Written contracts give the parties a much greater guarantee than an oral contract, since a written contract should set out all the terms of the agreement between the parties. This ensures that the rights and obligations of the parties are clearly defined, which reduces the possibility of a dispute over the contractual conditions. Another important element of a binding agreement is that both parties intend that the agreement will have legal consequences. Each party to the contract must indicate that it acknowledges that it is legally bound to comply with the contract and that the agreement can be legally enforced. If the parties acknowledge that the agreement is legally binding, the contract is not obliged to expressly state this. On the other hand, if the parties do not want to be legally bound by the treaty, they must ensure that the treaty clearly expresses that wish. Failure to comply with any of the above requirements may result in an agreement not being legally binding. In addition, other factors may make an otherwise legitimate agreement an agreement that is not valid. Contract law is based on the principle expressed in Latin pacta sunt servanda (“Agreements must be respected”).  The Common Law of Contract arose from the meantime defuct writ of assumpsit, which was originally an unlawful act based on trust.
 Contract law is covered by the ordinary law of obligations, together with the unlawful act, abusive enrichment and reimbursement.  If the parties do begin to cooperate, the terms heads of Terms can become a legally binding contract, whether or not this is the intended consequence. In summary, each of these document descriptions is legally binding, very fact-specific. A slight change in the facts may lead to a different conclusion of its legal value. The court examines the facts and decides whether there is indeed an offence. Several elements will be considered by the courts in determining whether an agreement is legally binding and whether one of the parties has breached the agreement. In addition to an agreement and a counterpart, there are a large number of provisions that are incorporated into a legal treaty: contracts can be bilateral or unilateral. A bilateral treaty is an agreement by which each of the parties makes a promise or a series of promises. For example, in a contract for the sale of a home, the buyer promises to pay the seller US$200,000 in exchange for the seller`s promise to deliver ownership of the property.

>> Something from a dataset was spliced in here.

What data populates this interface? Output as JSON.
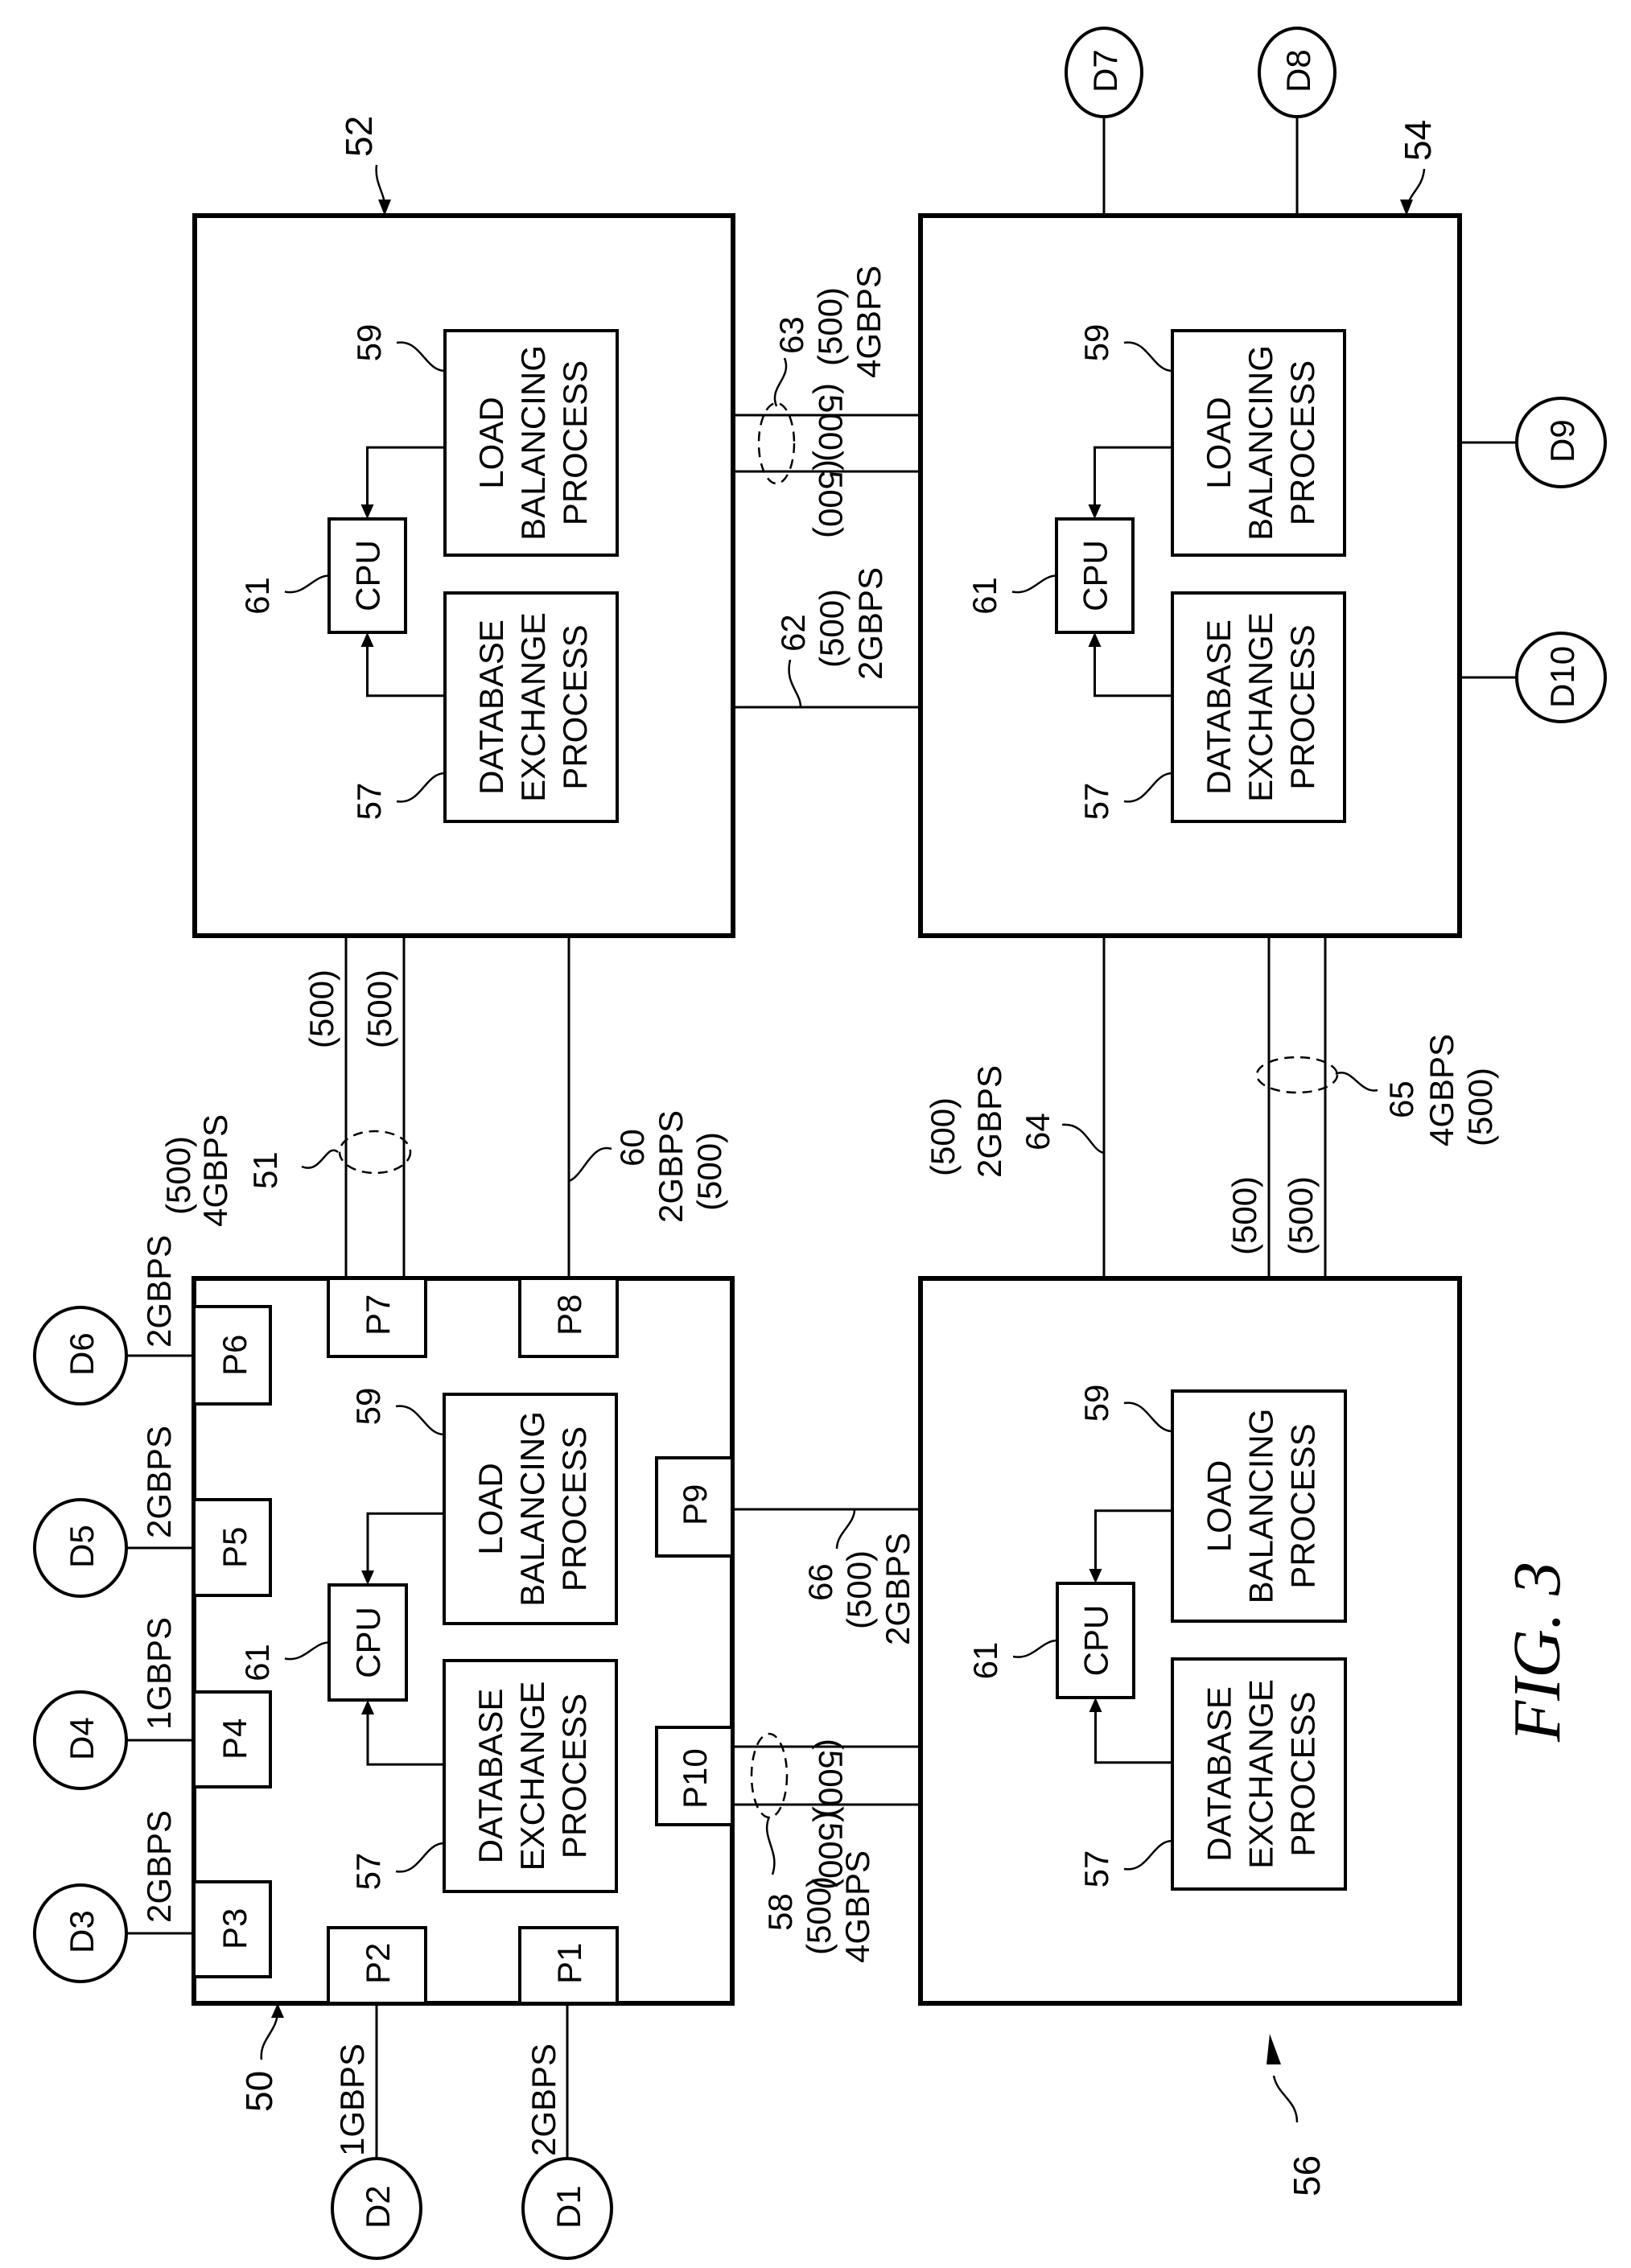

These common contracts take place in the daily flow of commercial transactions and, in cases where demanding or costly precedent requirements are requirements that must be met in order for the Treaty to be met.. . .